MOSCOW - Chinese Prime Minister Li Keqiang met his Russian counterpart on Monday ahead of talks with President Vladimir Putin on a visit to Moscow that comes as Russia struggles with its most serious standoff with the West since the Cold War.

Li sat down with Prime Minister Dmitry Medvedev, with a raft of economic deals on the table, ahead of a meeting with Putin scheduled for Tuesday.

Medvedev said the two sides would sign over 40 “very important bilateral documents.”

Li jetted into the Russian capital on Sunday for a three-day visit aimed at bolstering economic ties between the two neighbours in a trip hailed by Beijing as a “major event.”

Li’s first visit to Russia as premier comes at a sensitive time as the Kremlin is grappling with the consequences of its support for separatists in Ukraine during a six-month conflict in the east of the ex-Soviet nation.

Li’s Russia trip is part of a week-long visit to Europe. Ahead of his Moscow visit, Li travelled to Germany for talks with Chancellor Angela Merkel.

He will also participate in a summit in Milan later this week.

Merkel has been seen as one of the European Union’s top negotiators on the Ukraine crisis.

She has held regular talks with Putin but has also thrown her weight behind EU sanctions against Russia in a bid to make Putin drop support for separatists in eastern Ukraine.

Saddled with several rounds of Western sanctions and the Russian economy in tatters, the Kremlin appears keen to see an easing of punitive measures from the West.

Putin late Saturday ordered a pullback of troops from the border with Ukraine and will hold key talks with Ukrainian President Petro Poroshenko on the sidelines of an Asia-Europe meeting in Milan.

China has spoken out against Western sanctions against Russia and has called on all sides to reach a political settlement over Ukraine.

Once bitter foes during the Cold War, Moscow and Beijing have over the past years ramped up cooperation as both are driven by a desire to counterbalance US global dominance.

China and Russia often work in lockstep at the UN Security Council, using their veto power as permanent council members to counter the West on issues such as the Syria crisis.

Russia’s showdown with the West over Ukraine has given Moscow a new impetus to court Beijing.

Resource-hungry China is seeking to diversify its sources of energy amid booming domestic consumption, while Russia is seeking to tap fast-developing Asian markets.

After a decade of tough negotiations China and Russia inked a 30-year, $400-billion agreement in May that will eventually involve 38 billion cubic metres of gas annually.
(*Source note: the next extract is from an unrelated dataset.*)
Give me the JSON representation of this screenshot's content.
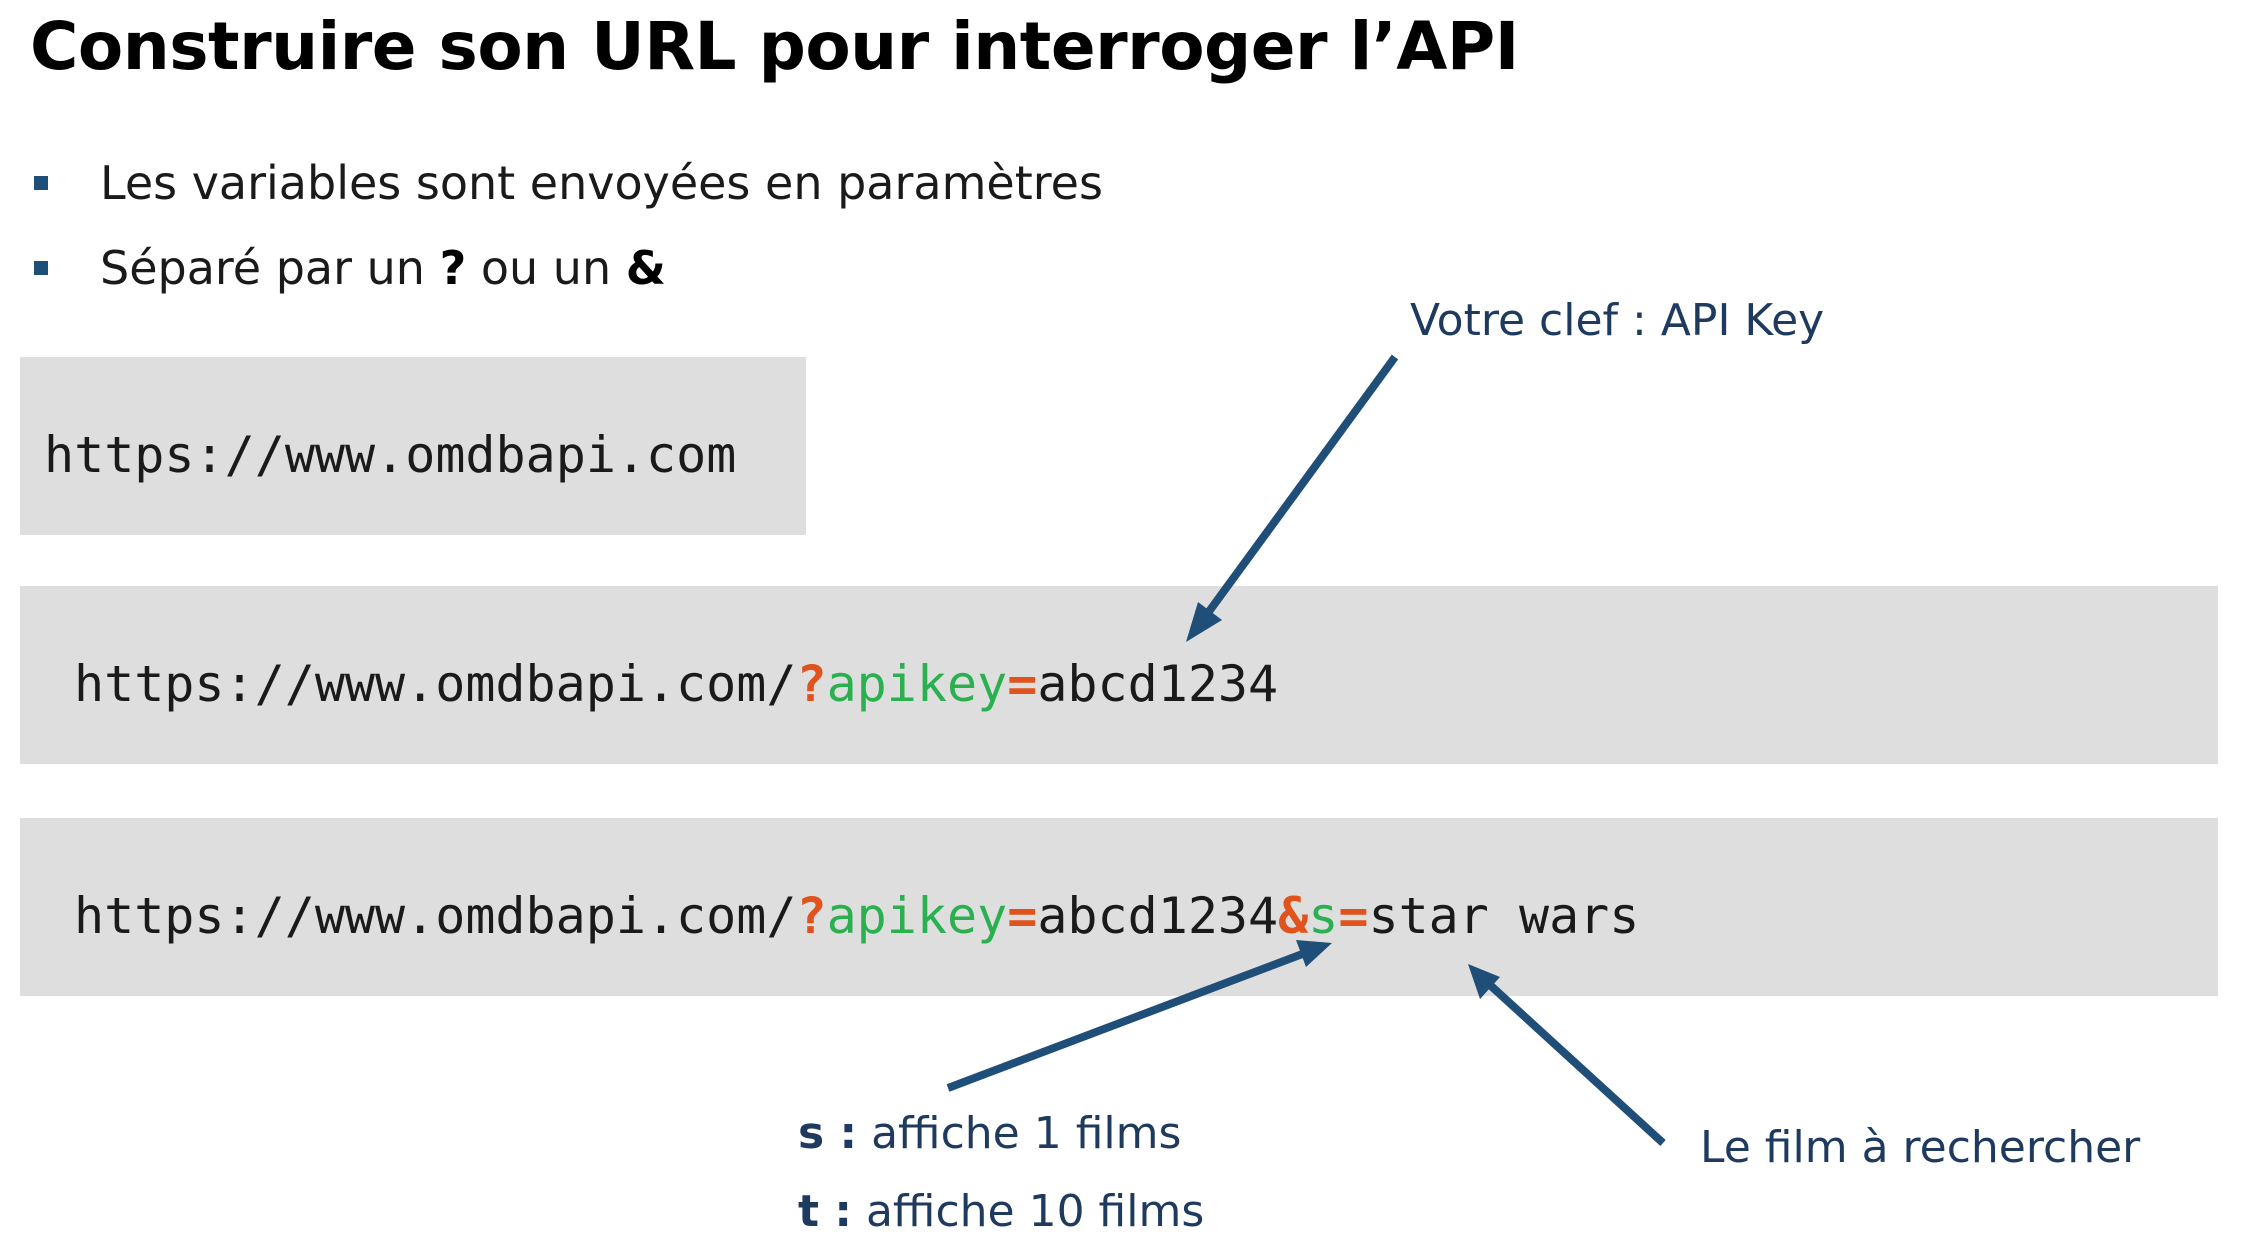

Critics however disparaged the terms of the deal, saying Putin, in his bid to spite the West, signed an agreement that was more beneficial to China than to Russia.